The list of Form-Factors that a web site intends to support serves a similar purpose to the list of visual breakpoints that you define within an RWD solution. As the term ‘mobile-first’ suggests, the HTML grows with the available space: You start with a view that fits into small devices and then extends the HTML to show more content and rework basic functions as the available space grows. Each breakpoint where you switch layout (by switching CSS over the “same” HTML) is a visual breakpoint in the RWD jargon. That’s precisely what the “form-factor” concept does, except that it takes into account much more than just the screen width.
Access to information about device capabilities comes from knowing and observing what a device can or cannot do. Information about platform and firmware, instead, comes from the user agent string. Usually, browser and device vendors update the user agent string when new firmware or just an update is installed. For this reason, the user agent string contains reliable and up-to-date information about the platform. Neither the user agent string nor a single capability can tell you whether a given device is a tablet or a smartphone. The form-factor results from the comparison of multiple-and device-specific-capabilities. The list certainly includes screen width but it is not limited to that and includes operating system, touch capabilities, and maybe more.
Consuming form-factor Information
In much the same way you define a different CSS for each visual breakpoint, you may have a different HTML view for each form-factor. From an implementation point of view there are two issues to face.
- How you determine the form-factor?
- How you switch between different views?
Once you know the form-factor, the next problem is to define distinct views and serving them appropriately to devices. Who does the routing work?
Display modes are helpful if you have completely different views and use-cases to create.
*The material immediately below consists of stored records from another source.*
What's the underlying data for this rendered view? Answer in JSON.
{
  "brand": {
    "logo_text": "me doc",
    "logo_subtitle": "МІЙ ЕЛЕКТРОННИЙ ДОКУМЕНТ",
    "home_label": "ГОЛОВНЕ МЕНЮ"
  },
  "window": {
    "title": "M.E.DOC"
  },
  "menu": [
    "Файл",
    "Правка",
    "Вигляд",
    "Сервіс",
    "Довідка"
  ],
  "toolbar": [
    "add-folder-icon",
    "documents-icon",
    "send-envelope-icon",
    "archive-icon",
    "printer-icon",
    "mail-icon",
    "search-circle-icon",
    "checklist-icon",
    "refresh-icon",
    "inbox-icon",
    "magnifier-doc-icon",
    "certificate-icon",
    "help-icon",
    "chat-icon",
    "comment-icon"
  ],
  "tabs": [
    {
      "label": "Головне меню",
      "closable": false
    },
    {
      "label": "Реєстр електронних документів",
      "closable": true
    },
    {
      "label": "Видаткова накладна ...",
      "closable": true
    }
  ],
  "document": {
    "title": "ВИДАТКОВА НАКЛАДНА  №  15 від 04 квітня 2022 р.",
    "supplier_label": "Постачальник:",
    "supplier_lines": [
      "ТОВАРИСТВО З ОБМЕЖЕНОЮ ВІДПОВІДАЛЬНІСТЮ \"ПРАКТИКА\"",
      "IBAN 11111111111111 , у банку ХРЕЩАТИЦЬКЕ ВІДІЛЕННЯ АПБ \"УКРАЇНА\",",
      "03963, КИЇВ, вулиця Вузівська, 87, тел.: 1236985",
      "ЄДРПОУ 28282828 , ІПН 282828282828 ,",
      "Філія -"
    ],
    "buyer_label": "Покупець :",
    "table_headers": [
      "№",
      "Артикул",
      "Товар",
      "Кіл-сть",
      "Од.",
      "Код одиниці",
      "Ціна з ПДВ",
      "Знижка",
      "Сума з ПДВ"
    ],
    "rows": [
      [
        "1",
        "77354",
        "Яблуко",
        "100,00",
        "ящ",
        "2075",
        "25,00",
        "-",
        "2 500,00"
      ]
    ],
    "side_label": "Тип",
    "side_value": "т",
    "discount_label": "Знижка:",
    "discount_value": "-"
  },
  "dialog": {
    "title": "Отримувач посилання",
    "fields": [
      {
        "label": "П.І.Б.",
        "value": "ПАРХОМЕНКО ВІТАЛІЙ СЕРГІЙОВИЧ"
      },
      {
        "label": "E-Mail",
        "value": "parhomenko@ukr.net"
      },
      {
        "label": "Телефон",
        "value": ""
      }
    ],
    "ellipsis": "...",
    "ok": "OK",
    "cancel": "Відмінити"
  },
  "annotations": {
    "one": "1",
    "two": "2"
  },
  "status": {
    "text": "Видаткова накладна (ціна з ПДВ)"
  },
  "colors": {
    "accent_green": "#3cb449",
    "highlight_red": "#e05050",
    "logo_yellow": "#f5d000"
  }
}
Compared to having just different sites (like an m-site), display modes are better because it’s one site and one project. At the same time, independence of views from one another allows you to focus one form-factor at a time in no specific order.
RWD is a powerful approach that was created to improve the rendering of web sites. It was not born to build multi-device websites. As RWD is quite smart, it can be easily adapted to work with devices and build multi-device experiences. In most cases, this adaptation just works. As developers, we’re called to solve concrete problems with the additional burden of being able to provide demos and prototypes quite soon. If you can solve the problem by getting a readymade responsive template and are good enough with CSS to achieve the layout you expect, by all means use RWD.
RWD, though, has some hidden costs and little known side effects that may hit you unexpectedly. The approach you take depends on the application. The industry is full of case-studies where RWD emerges as the winner and as many examples of companies that successfully opted for using specific views. (A prominent example is LinkedIn.)